These figures, however, were surpassed under the Arroyo regime, particularly during school year 2005-2006. The dropout rates for that year were 10.57 percent for elementary and 15.81 percent for high school.
It was only under the Arroyo presidency that the dropout rates for the elementary and secondary levels surpassed 10 and 15 percent, respectively.
A recent fact sheet from the DepEd places the 2007-2008 dropout rates at 6 percent for the elementary level and 7.45 percent for the secondary level. Education Secretary Jesli Lapus has himself admitted in several media interviews that while there has been a “significant drop” in dropout rates, “the figures are still high.”
While there are indeed reductions in dropout rates from 2005 to 2008, the numbers have yet to return to their 1990 levels. The lowest dropout rates between 1990 and 2008 were registered in 1990, with 1.65 percent for elementary and 5.88 percent for high school.
“The main reason (for the dropout rates) is poverty,” Tinio said. “This is proof that Filipino families sunk deeper into poverty during Arroyo’s presidency. Arroyo’s presidency was marked by frequent increases in the prices of basic goods and services, the imposition of the Restructured Value-Added Tax (RVAT), and a rise in joblessness. All that, as well as the effects of the crisis in agriculture resulting from liberalization – all those have led to drops in enrolment.”

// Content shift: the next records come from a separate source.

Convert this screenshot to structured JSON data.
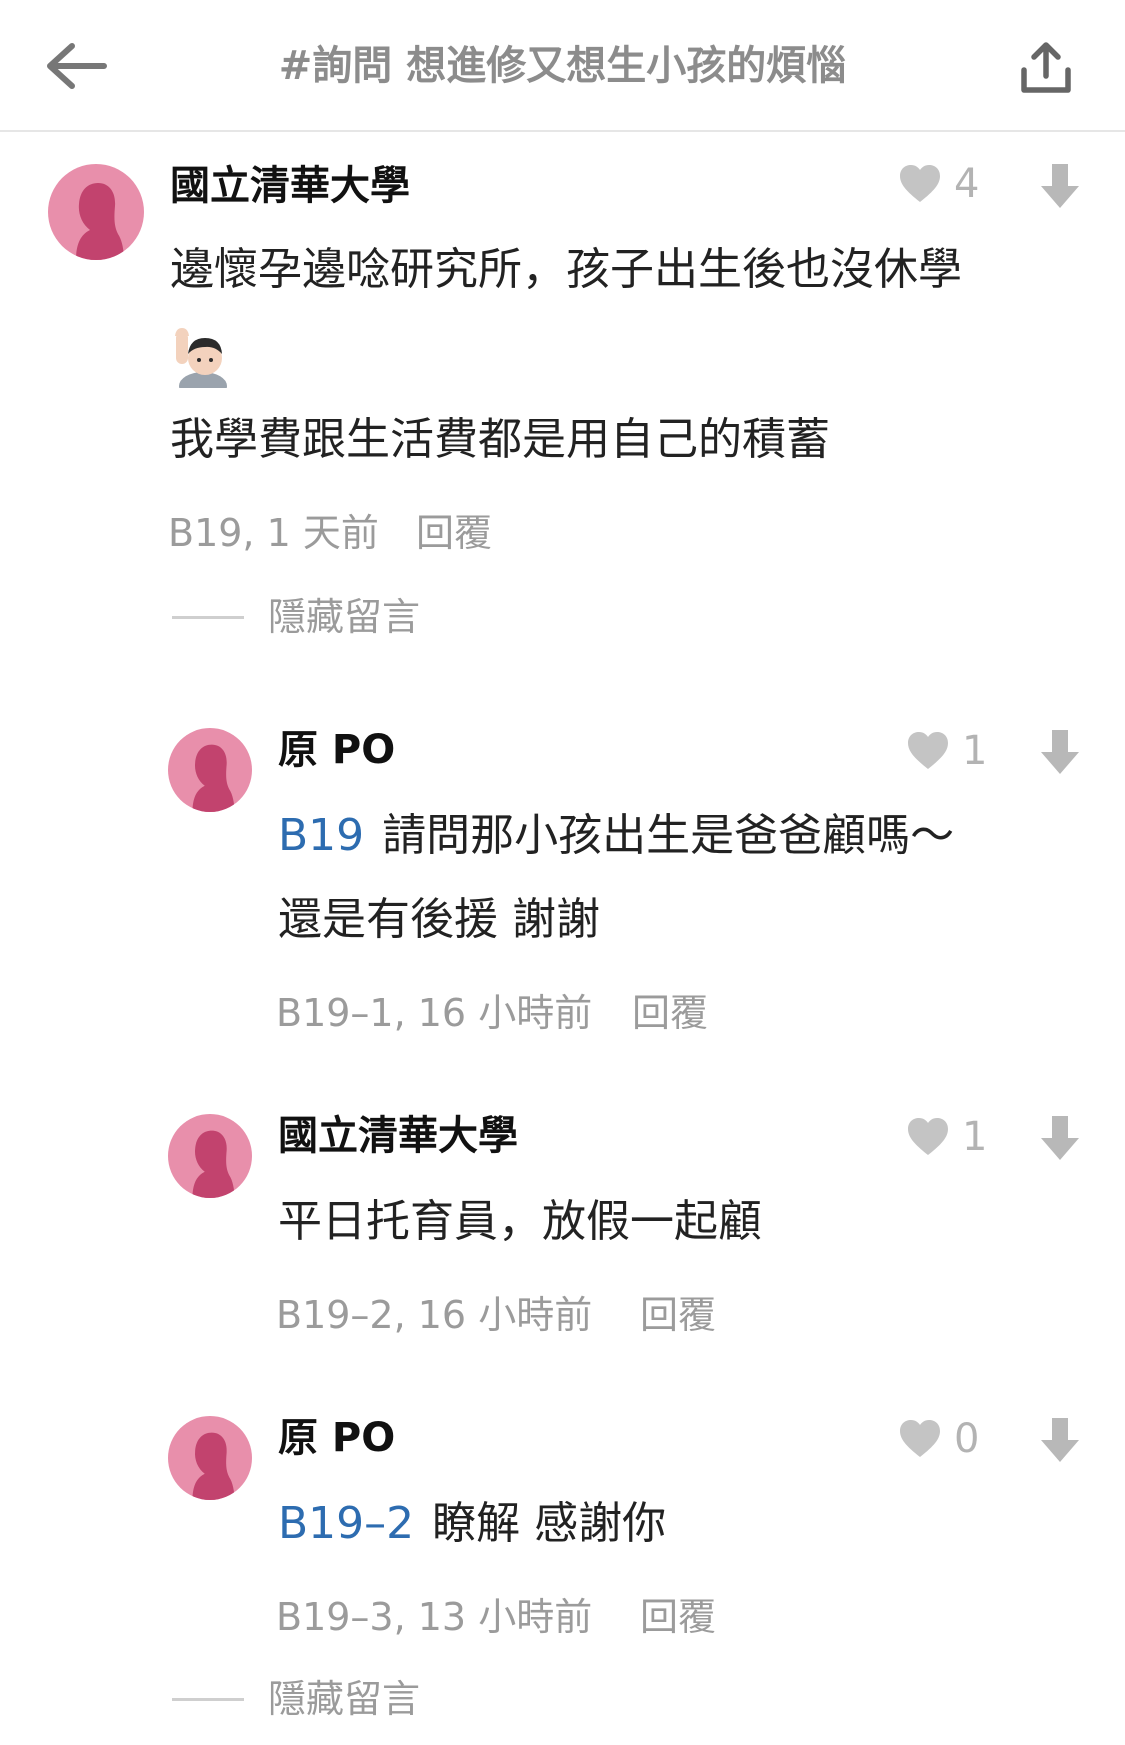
{
  "header": {
    "title": "#詢問 想進修又想生小孩的煩惱",
    "back_icon": "back-arrow-icon",
    "share_icon": "share-icon"
  },
  "colors": {
    "avatar": "#e88fab",
    "avatar_silhouette": "#c2436e",
    "mention": "#2d6cb0",
    "meta": "#9b9b9b"
  },
  "comments": [
    {
      "author": "國立清華大學",
      "likes": "4",
      "body_line1": "邊懷孕邊唸研究所，孩子出生後也沒休學",
      "body_emoji": "person-raising-hand-emoji",
      "body_line2": "我學費跟生活費都是用自己的積蓄",
      "meta": "B19, 1 天前",
      "reply": "回覆",
      "hide": "隱藏留言"
    },
    {
      "author": "原 PO",
      "likes": "1",
      "mention": "B19",
      "body_line1": "請問那小孩出生是爸爸顧嗎～",
      "body_line2": "還是有後援 謝謝",
      "meta": "B19–1, 16 小時前",
      "reply": "回覆"
    },
    {
      "author": "國立清華大學",
      "likes": "1",
      "body_line1": "平日托育員，放假一起顧",
      "meta": "B19–2, 16 小時前",
      "reply": "回覆"
    },
    {
      "author": "原 PO",
      "likes": "0",
      "mention": "B19–2",
      "body_line1": "瞭解 感謝你",
      "meta": "B19–3, 13 小時前",
      "reply": "回覆",
      "hide": "隱藏留言"
    }
  ]
}
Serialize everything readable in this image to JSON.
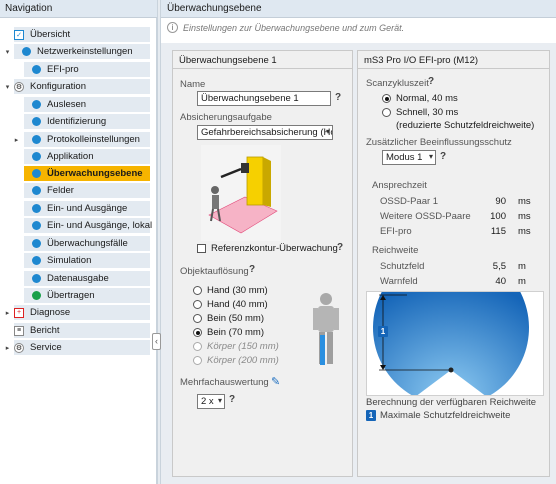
{
  "navigation": {
    "title": "Navigation",
    "items": [
      {
        "label": "Übersicht"
      },
      {
        "label": "Netzwerkeinstellungen"
      },
      {
        "label": "EFI-pro"
      },
      {
        "label": "Konfiguration"
      },
      {
        "label": "Auslesen"
      },
      {
        "label": "Identifizierung"
      },
      {
        "label": "Protokolleinstellungen"
      },
      {
        "label": "Applikation"
      },
      {
        "label": "Überwachungsebene"
      },
      {
        "label": "Felder"
      },
      {
        "label": "Ein- und Ausgänge"
      },
      {
        "label": "Ein- und Ausgänge, lokal"
      },
      {
        "label": "Überwachungsfälle"
      },
      {
        "label": "Simulation"
      },
      {
        "label": "Datenausgabe"
      },
      {
        "label": "Übertragen"
      },
      {
        "label": "Diagnose"
      },
      {
        "label": "Bericht"
      },
      {
        "label": "Service"
      }
    ]
  },
  "main": {
    "title": "Überwachungsebene",
    "info": "Einstellungen zur Überwachungsebene und zum Gerät."
  },
  "left_panel": {
    "title": "Überwachungsebene 1",
    "name_label": "Name",
    "name_value": "Überwachungsebene 1",
    "task_label": "Absicherungsaufgabe",
    "task_value": "Gefahrbereichsabsicherung (Ho",
    "contour_label": "Referenzkontur-Überwachung",
    "resolution_label": "Objektauflösung",
    "resolution_options": [
      {
        "label": "Hand (30 mm)",
        "selected": false,
        "enabled": true
      },
      {
        "label": "Hand (40 mm)",
        "selected": false,
        "enabled": true
      },
      {
        "label": "Bein (50 mm)",
        "selected": false,
        "enabled": true
      },
      {
        "label": "Bein (70 mm)",
        "selected": true,
        "enabled": true
      },
      {
        "label": "Körper (150 mm)",
        "selected": false,
        "enabled": false
      },
      {
        "label": "Körper (200 mm)",
        "selected": false,
        "enabled": false
      }
    ],
    "multi_label": "Mehrfachauswertung",
    "multi_value": "2 x"
  },
  "right_panel": {
    "title": "mS3 Pro I/O EFI-pro (M12)",
    "scan_label": "Scanzykluszeit",
    "scan_options": [
      {
        "label": "Normal, 40 ms",
        "selected": true
      },
      {
        "label": "Schnell, 30 ms",
        "selected": false
      },
      {
        "label": "(reduzierte Schutzfeldreichweite)",
        "selected": false
      }
    ],
    "protection_label": "Zusätzlicher Beeinflussungsschutz",
    "protection_value": "Modus 1",
    "response_label": "Ansprechzeit",
    "response_rows": [
      {
        "label": "OSSD-Paar 1",
        "value": "90",
        "unit": "ms"
      },
      {
        "label": "Weitere OSSD-Paare",
        "value": "100",
        "unit": "ms"
      },
      {
        "label": "EFI-pro",
        "value": "115",
        "unit": "ms"
      }
    ],
    "range_label": "Reichweite",
    "range_rows": [
      {
        "label": "Schutzfeld",
        "value": "5,5",
        "unit": "m"
      },
      {
        "label": "Warnfeld",
        "value": "40",
        "unit": "m"
      }
    ],
    "diagram_marker": "1",
    "range_note": "Berechnung der verfügbaren Reichweite",
    "legend_marker": "1",
    "legend_text": "Maximale Schutzfeldreichweite"
  },
  "colors": {
    "accent": "#f6b400",
    "nav_bg": "#e3eaf1",
    "status_dot": "#1e88d0",
    "ok_dot": "#19a04a",
    "field_blue": "#1976c8"
  },
  "icons": [
    "overview-icon",
    "gear-icon",
    "diagnosis-icon",
    "report-icon",
    "service-icon",
    "edit-pencil-icon",
    "help-icon",
    "info-icon"
  ]
}
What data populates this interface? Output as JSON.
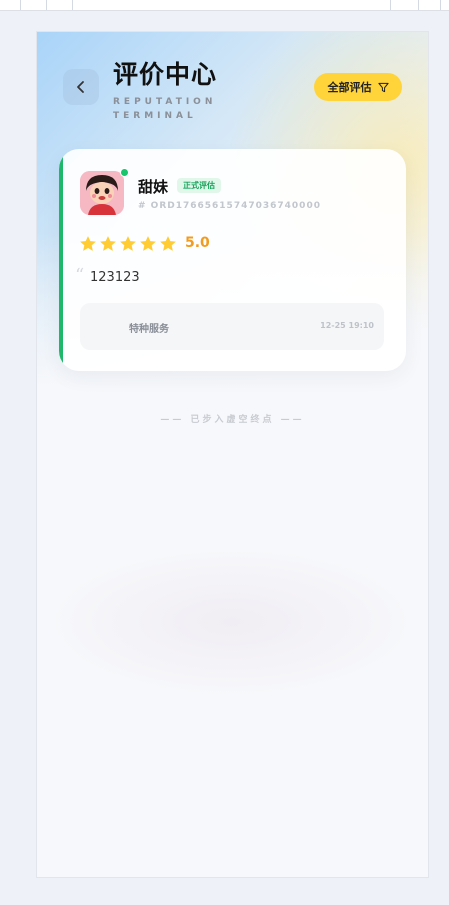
{
  "header": {
    "title": "评价中心",
    "subtitle": "REPUTATION TERMINAL",
    "filter_label": "全部评估"
  },
  "review": {
    "user_name": "甜妹",
    "badge": "正式评估",
    "order_no": "# ORD17665615747036740000",
    "rating": 5,
    "score_text": "5.0",
    "comment": "123123",
    "service": "特种服务",
    "time": "12-25 19:10"
  },
  "footer": {
    "end_text": "—— 已步入虚空终点 ——"
  },
  "colors": {
    "accent_green": "#1fb86b",
    "filter_yellow": "#ffd43b",
    "star": "#ffcc33",
    "score": "#f29c1f"
  }
}
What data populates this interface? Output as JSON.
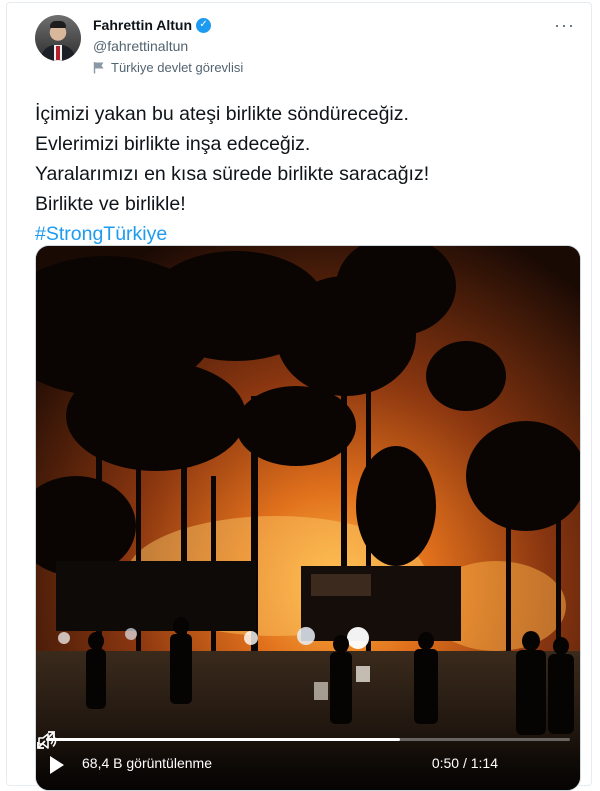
{
  "author": {
    "display_name": "Fahrettin Altun",
    "handle": "@fahrettinaltun",
    "account_label": "Türkiye devlet görevlisi",
    "verified": true,
    "avatar_icon": "avatar-photo"
  },
  "menu": {
    "more_label": "···"
  },
  "tweet": {
    "lines": [
      "İçimizi yakan bu ateşi birlikte söndüreceğiz.",
      "Evlerimizi birlikte inşa edeceğiz.",
      "Yaralarımızı en kısa sürede birlikte saracağız!",
      "Birlikte ve birlikle!"
    ],
    "hashtag": "#StrongTürkiye"
  },
  "video": {
    "views": "68,4 B görüntülenme",
    "time": "0:50 / 1:14",
    "progress": 0.676,
    "icons": {
      "play": "play-icon",
      "volume": "volume-icon",
      "fullscreen": "fullscreen-icon"
    }
  },
  "colors": {
    "accent": "#1d9bf0",
    "text": "#0f1419",
    "muted": "#536471",
    "fire": "#f08a1c"
  }
}
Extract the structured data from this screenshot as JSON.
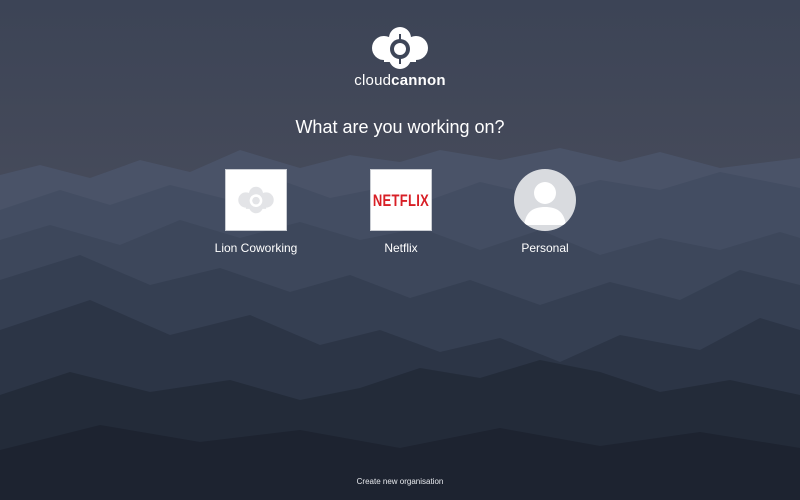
{
  "brand": {
    "name_light": "cloud",
    "name_bold": "cannon"
  },
  "heading": "What are you working on?",
  "organisations": [
    {
      "label": "Lion Coworking",
      "icon": "cloudcannon-logo-icon"
    },
    {
      "label": "Netflix",
      "icon": "netflix-logo-icon",
      "logo_text": "NETFLIX"
    },
    {
      "label": "Personal",
      "icon": "user-avatar-icon"
    }
  ],
  "footer": {
    "create_label": "Create new organisation"
  },
  "colors": {
    "accent_netflix": "#d81f26",
    "background": "#3a4150"
  }
}
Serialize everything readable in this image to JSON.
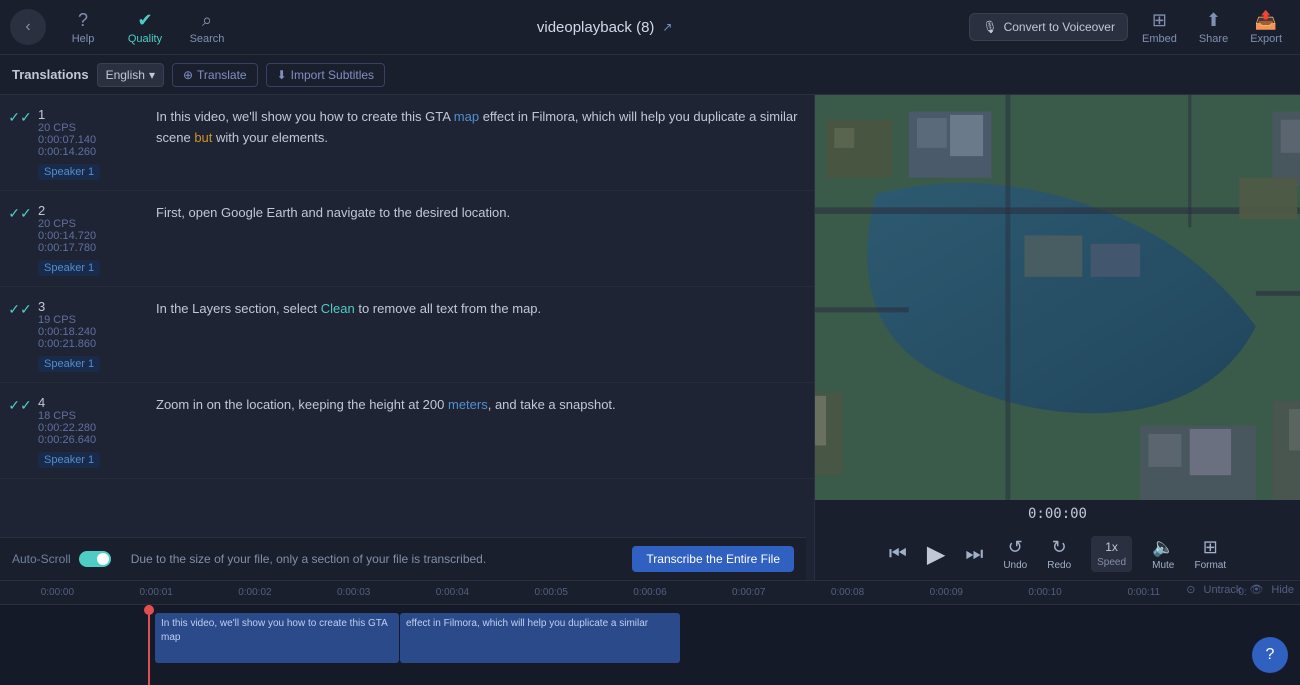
{
  "topbar": {
    "back_label": "←",
    "tools": [
      {
        "id": "help",
        "icon": "?",
        "label": "Help"
      },
      {
        "id": "quality",
        "icon": "✓",
        "label": "Quality"
      },
      {
        "id": "search",
        "icon": "🔍",
        "label": "Search"
      }
    ],
    "title": "videoplayback (8)",
    "ext_link": "↗",
    "voiceover_label": "Convert to Voiceover",
    "embed_label": "Embed",
    "share_label": "Share",
    "export_label": "Export"
  },
  "toolbar": {
    "translations_label": "Translations",
    "language": "English",
    "translate_label": "Translate",
    "import_label": "Import Subtitles"
  },
  "subtitles": [
    {
      "num": "1",
      "cps": "20 CPS",
      "time_start": "0:00:07.140",
      "time_end": "0:00:14.260",
      "speaker": "Speaker 1",
      "text": "In this video, we'll show you how to create this GTA {map} effect in Filmora, which will help you duplicate a similar scene {but} with your elements.",
      "highlights": {
        "map": "blue",
        "but": "orange"
      }
    },
    {
      "num": "2",
      "cps": "20 CPS",
      "time_start": "0:00:14.720",
      "time_end": "0:00:17.780",
      "speaker": "Speaker 1",
      "text": "First, open Google Earth and navigate to the desired location.",
      "highlights": {}
    },
    {
      "num": "3",
      "cps": "19 CPS",
      "time_start": "0:00:18.240",
      "time_end": "0:00:21.860",
      "speaker": "Speaker 1",
      "text": "In the Layers section, select {Clean} to remove all text from the map.",
      "highlights": {
        "Clean": "teal"
      }
    },
    {
      "num": "4",
      "cps": "18 CPS",
      "time_start": "0:00:22.280",
      "time_end": "0:00:26.640",
      "speaker": "Speaker 1",
      "text": "Zoom in on the location, keeping the height at 200 {meters}, and take a snapshot.",
      "highlights": {
        "meters": "blue"
      }
    }
  ],
  "transcribe_banner": {
    "auto_scroll_label": "Auto-Scroll",
    "info_text": "Due to the size of your file, only a section of your file is transcribed.",
    "btn_label": "Transcribe the Entire File"
  },
  "video": {
    "time": "0:00:00",
    "controls": {
      "rewind": "⏮",
      "play": "▶",
      "fastforward": "⏭",
      "undo": "↺",
      "redo": "↻",
      "speed": "1x",
      "mute": "🔇",
      "format": "⛶"
    },
    "control_labels": [
      "Undo",
      "Redo",
      "Speed",
      "Mute",
      "Format"
    ]
  },
  "timeline": {
    "marks": [
      "0:00:00",
      "0:00:01",
      "0:00:02",
      "0:00:03",
      "0:00:04",
      "0:00:05",
      "0:00:06",
      "0:00:07",
      "0:00:08",
      "0:00:09",
      "0:00:10",
      "0:00:11",
      "0:"
    ],
    "track_actions": {
      "untrack": "Untrack",
      "hide": "Hide"
    },
    "block1_text": "In this video, we'll show you how to create this GTA map",
    "block2_text": "effect in Filmora, which will help you duplicate a similar"
  },
  "fab": {
    "icon": "?"
  }
}
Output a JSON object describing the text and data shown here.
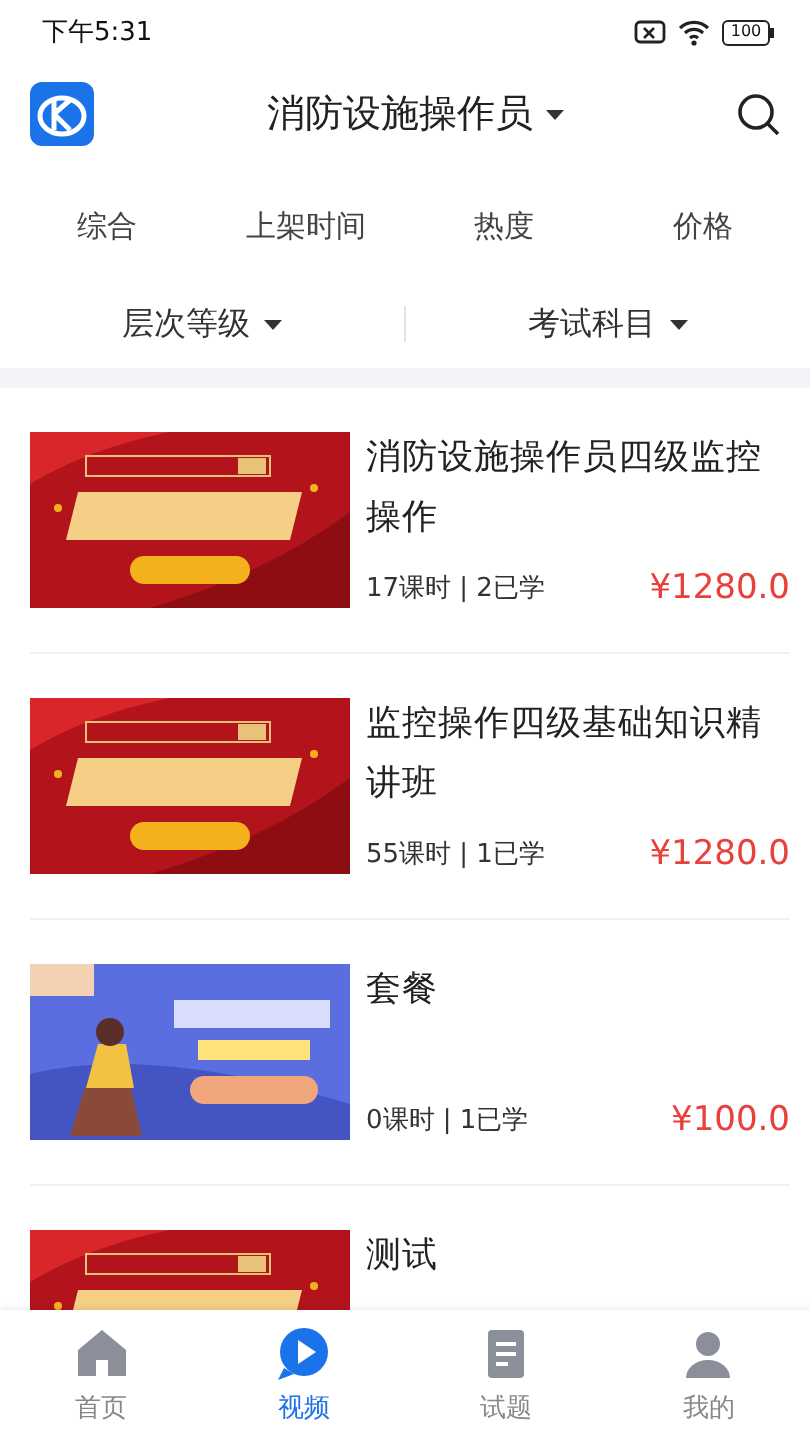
{
  "status_bar": {
    "time": "下午5:31",
    "battery": "100"
  },
  "header": {
    "title": "消防设施操作员"
  },
  "sort_options": [
    {
      "label": "综合",
      "selected": false
    },
    {
      "label": "上架时间",
      "selected": false
    },
    {
      "label": "热度",
      "selected": false
    },
    {
      "label": "价格",
      "selected": false
    }
  ],
  "filters": [
    {
      "label": "层次等级"
    },
    {
      "label": "考试科目"
    }
  ],
  "courses": [
    {
      "title": "消防设施操作员四级监控操作",
      "meta": "17课时 | 2已学",
      "price": "¥1280.0"
    },
    {
      "title": "监控操作四级基础知识精讲班",
      "meta": "55课时 | 1已学",
      "price": "¥1280.0"
    },
    {
      "title": "套餐",
      "meta": "0课时 | 1已学",
      "price": "¥100.0"
    },
    {
      "title": "测试"
    }
  ],
  "tab_bar": [
    {
      "label": "首页",
      "selected": false
    },
    {
      "label": "视频",
      "selected": true
    },
    {
      "label": "试题",
      "selected": false
    },
    {
      "label": "我的",
      "selected": false
    }
  ]
}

The United Nations Educational, Scientific, and Cultural Organization (Unesco) recommends that each country spend the equivalent of at least six percent of its gross domestic product (GDP) on education. Based on the 2008/2009 Philippine Human Development Report, education spending in the Philippines amounts to the equivalent of less than 3 percent of the country’s GDP.
Education is recognized as a fundamental right under the Constitution, which states that “the State shall protect and promote the right of all citizens to quality education at all levels, and shall take appropriate steps to make such education accessible to all.”
Tinio criticized the Arroyo administration for reinforcing the educational system’s colonial orientation, through the implementation of the 2002 Basic Education Curriculum (BEC), also known as the Millennium Curriculum.
Tinio said the 2002 BEC places a disproportionate emphasis on English, Mathematics, and Science as the core subjects. “This is in line with the promotion of labor export and business processoutsourcing,” he said.